- **Work instruction**: In the data that follows, count the lines where "this" appears, and write only the number.

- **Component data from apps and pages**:
----------------

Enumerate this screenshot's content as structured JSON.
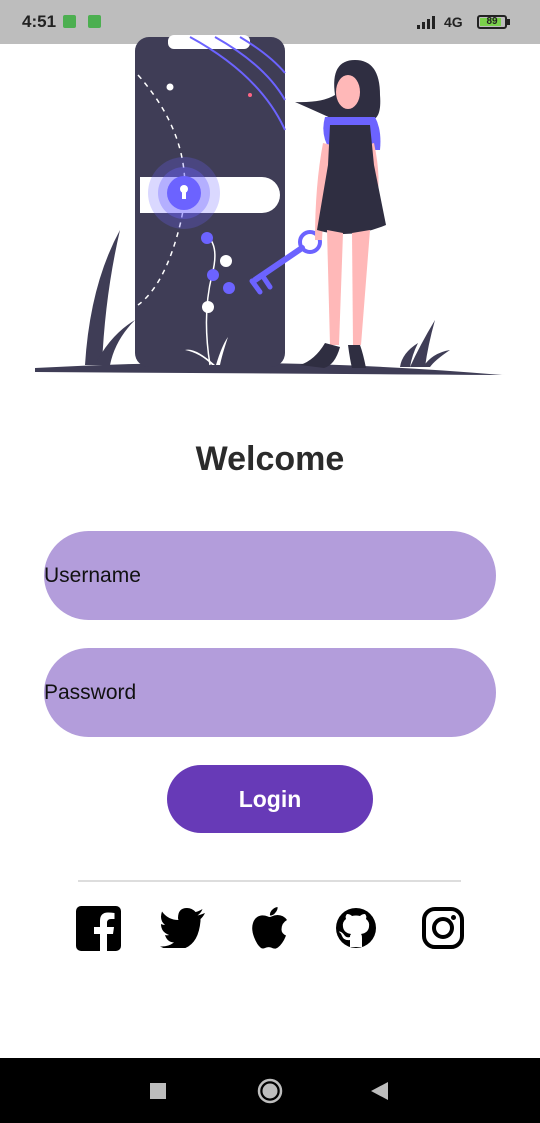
{
  "status_bar": {
    "time": "4:51",
    "network": "4G",
    "battery_level": "89",
    "battery_fraction": 0.89,
    "icons": [
      "notification-icon",
      "notification-icon",
      "signal-icon",
      "battery-icon"
    ]
  },
  "hero": {
    "icon": "login-illustration"
  },
  "welcome_title": "Welcome",
  "form": {
    "username_placeholder": "Username",
    "password_placeholder": "Password",
    "login_label": "Login"
  },
  "social_icons": [
    "facebook-icon",
    "twitter-icon",
    "apple-icon",
    "github-icon",
    "instagram-icon"
  ],
  "nav_icons": [
    "recents-icon",
    "home-icon",
    "back-icon"
  ],
  "colors": {
    "accent": "#673ab7",
    "field_background": "#b39ddb",
    "illustration_dark": "#3f3d56",
    "illustration_accent": "#6c63ff",
    "skin": "#ffb8b8"
  }
}
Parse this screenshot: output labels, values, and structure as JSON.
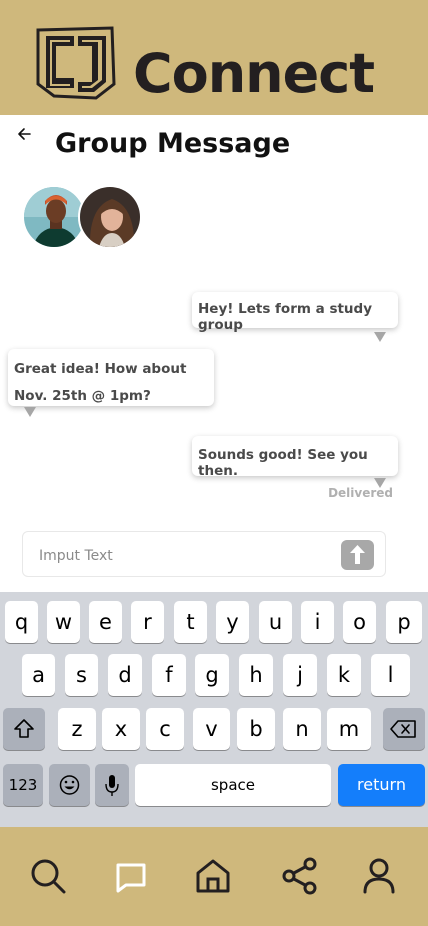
{
  "app": {
    "brand": "Connect",
    "logo_icon": "cu-logo-icon"
  },
  "colors": {
    "gold": "#cfb87c",
    "dark": "#231f20",
    "return_key": "#147efb"
  },
  "page": {
    "title": "Group Message",
    "back_icon": "back-arrow-icon"
  },
  "participants": [
    {
      "icon": "avatar-man"
    },
    {
      "icon": "avatar-woman"
    }
  ],
  "messages": [
    {
      "side": "right",
      "lines": [
        "Hey! Lets form a study group"
      ]
    },
    {
      "side": "left",
      "lines": [
        "Great idea! How about",
        "Nov. 25th @ 1pm?"
      ]
    },
    {
      "side": "right",
      "lines": [
        "Sounds good! See you then."
      ]
    }
  ],
  "status": "Delivered",
  "composer": {
    "placeholder": "Imput Text",
    "value": "",
    "send_icon": "send-arrow-icon"
  },
  "keyboard": {
    "row1": [
      "q",
      "w",
      "e",
      "r",
      "t",
      "y",
      "u",
      "i",
      "o",
      "p"
    ],
    "row2": [
      "a",
      "s",
      "d",
      "f",
      "g",
      "h",
      "j",
      "k",
      "l"
    ],
    "row3": [
      "z",
      "x",
      "c",
      "v",
      "b",
      "n",
      "m"
    ],
    "numbers": "123",
    "space": "space",
    "return": "return"
  },
  "nav": [
    {
      "icon": "search-icon"
    },
    {
      "icon": "chat-icon"
    },
    {
      "icon": "home-icon"
    },
    {
      "icon": "share-icon"
    },
    {
      "icon": "profile-icon"
    }
  ]
}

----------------

- **Exercise answer**: 2